Click on Power PivotTable.
Drag Discipline from Disciplines table to ROWS area.
Drag Medal from Medals table to ∑ VALUES area.
- Click on ANALYZE tab in PIVOTTABLE TOOLS on the Ribbon.
- Click on Insert Slicer.
Insert Slicers dialog box appears.
- Click on NOC_CountryRegion and Sport in Medals table.
- Click on OK.
Two Slicers – NOC_CountryRegion and Sport appear.
Arrange and size them to align properly next to the Power PivotTable as shown below.
- Click on USA in the NOC_CountryRegion Slicer.
- Click on Aquatics in the Sport Slicer.
The Power PivotTable gets filtered to the selected values.
As you can observe, the Power PivotChart is not filtered. To filter Power PivotChart with the same filters, you can use the same Slicers that you have used for the Power PivotTable.
- Click on NOC_CountryRegion Slicer.
- Click on the OPTIONS tab in SLICER TOOLS on the Ribbon.
- Click on Report Connections in the Slicer group.
Report Connections dialog box appears for the NOC_CountryRegion Slicer.
As you can observe, all the Power PivotTables and Power PivotCharts in the workbook are listed in the dialog box.
Click on the Power PivotChart that is in the same worksheet as the selected Power PivotTable.
Click the OK button.
Repeat for Sport Slicer.
The Power PivotChart also gets filtered to the values selected in the two Slicers.
Next, you can add more detail to the Power PivotChart and Power PivotTable.
- Click on the Power PivotChart.
- Drag Gender to LEGEND area.
- Right click on the Power PivotChart.
- Click on Change Chart Type.
- Select Stacked Column in the Change Chart Type dialog box.
- Click on the Power PivotTable.
- Drag Event to ROWS area.
- Click on the DESIGN tab in PIVOTTABLE TOOLS on the Ribbon.
- Click on Report Layout.

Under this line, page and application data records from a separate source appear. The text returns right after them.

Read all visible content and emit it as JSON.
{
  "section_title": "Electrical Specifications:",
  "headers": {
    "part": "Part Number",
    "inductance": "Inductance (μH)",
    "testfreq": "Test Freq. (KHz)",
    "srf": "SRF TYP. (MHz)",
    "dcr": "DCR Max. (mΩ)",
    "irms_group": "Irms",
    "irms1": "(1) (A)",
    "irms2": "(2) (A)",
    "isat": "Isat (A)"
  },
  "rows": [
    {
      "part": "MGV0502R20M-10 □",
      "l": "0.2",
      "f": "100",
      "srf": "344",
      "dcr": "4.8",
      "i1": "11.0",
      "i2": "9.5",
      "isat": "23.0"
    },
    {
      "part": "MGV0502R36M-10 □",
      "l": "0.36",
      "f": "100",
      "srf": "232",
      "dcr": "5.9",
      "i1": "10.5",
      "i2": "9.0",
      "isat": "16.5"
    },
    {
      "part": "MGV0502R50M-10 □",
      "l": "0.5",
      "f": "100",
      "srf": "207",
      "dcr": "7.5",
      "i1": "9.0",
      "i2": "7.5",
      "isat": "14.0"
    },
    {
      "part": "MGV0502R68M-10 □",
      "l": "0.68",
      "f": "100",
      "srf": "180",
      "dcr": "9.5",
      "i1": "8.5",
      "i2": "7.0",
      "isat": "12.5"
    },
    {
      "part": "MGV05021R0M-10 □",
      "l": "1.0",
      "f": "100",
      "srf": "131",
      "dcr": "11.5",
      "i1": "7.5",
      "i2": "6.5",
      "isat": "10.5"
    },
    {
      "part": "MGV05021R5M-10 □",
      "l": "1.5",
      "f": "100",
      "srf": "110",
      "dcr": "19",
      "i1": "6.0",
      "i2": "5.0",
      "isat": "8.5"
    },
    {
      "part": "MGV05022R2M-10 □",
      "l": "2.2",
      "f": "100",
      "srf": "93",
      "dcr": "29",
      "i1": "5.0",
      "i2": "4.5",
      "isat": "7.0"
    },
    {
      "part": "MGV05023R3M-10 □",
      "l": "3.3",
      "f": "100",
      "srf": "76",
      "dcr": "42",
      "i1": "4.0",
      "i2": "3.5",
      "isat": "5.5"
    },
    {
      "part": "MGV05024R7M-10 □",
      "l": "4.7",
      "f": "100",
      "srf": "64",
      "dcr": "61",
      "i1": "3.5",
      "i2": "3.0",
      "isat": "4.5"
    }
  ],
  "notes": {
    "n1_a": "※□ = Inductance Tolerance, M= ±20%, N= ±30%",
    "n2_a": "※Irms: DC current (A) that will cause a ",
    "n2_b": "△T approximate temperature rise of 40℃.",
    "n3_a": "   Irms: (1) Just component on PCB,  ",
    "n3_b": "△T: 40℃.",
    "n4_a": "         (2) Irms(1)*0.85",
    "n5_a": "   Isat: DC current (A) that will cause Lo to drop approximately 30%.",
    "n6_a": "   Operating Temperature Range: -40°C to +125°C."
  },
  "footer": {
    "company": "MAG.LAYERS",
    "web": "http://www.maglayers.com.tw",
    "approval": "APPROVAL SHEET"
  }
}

- Click on Outline Form in the dropdown list.
Aesthetic Reports for Dashboards
You can create aesthetic reports with Power PivotTables and Power PivotCharts and include them in dashboards. As you have seen in the previous section, you can use Report Layout options to choose the look and feel of the reports. For example with the option - Show in Outline Form and with Banded Rows selected, you will get the report as shown below.
As you can observe, the field names appear in place of Row Labels and Column Labels and the report looks self-explanatory.
You can select the objects that you want to display in the final report in the Selection pane. For example, if you do not want to display the Slicers that you created and used, you can just hide them by deselecting them in the Selection pane.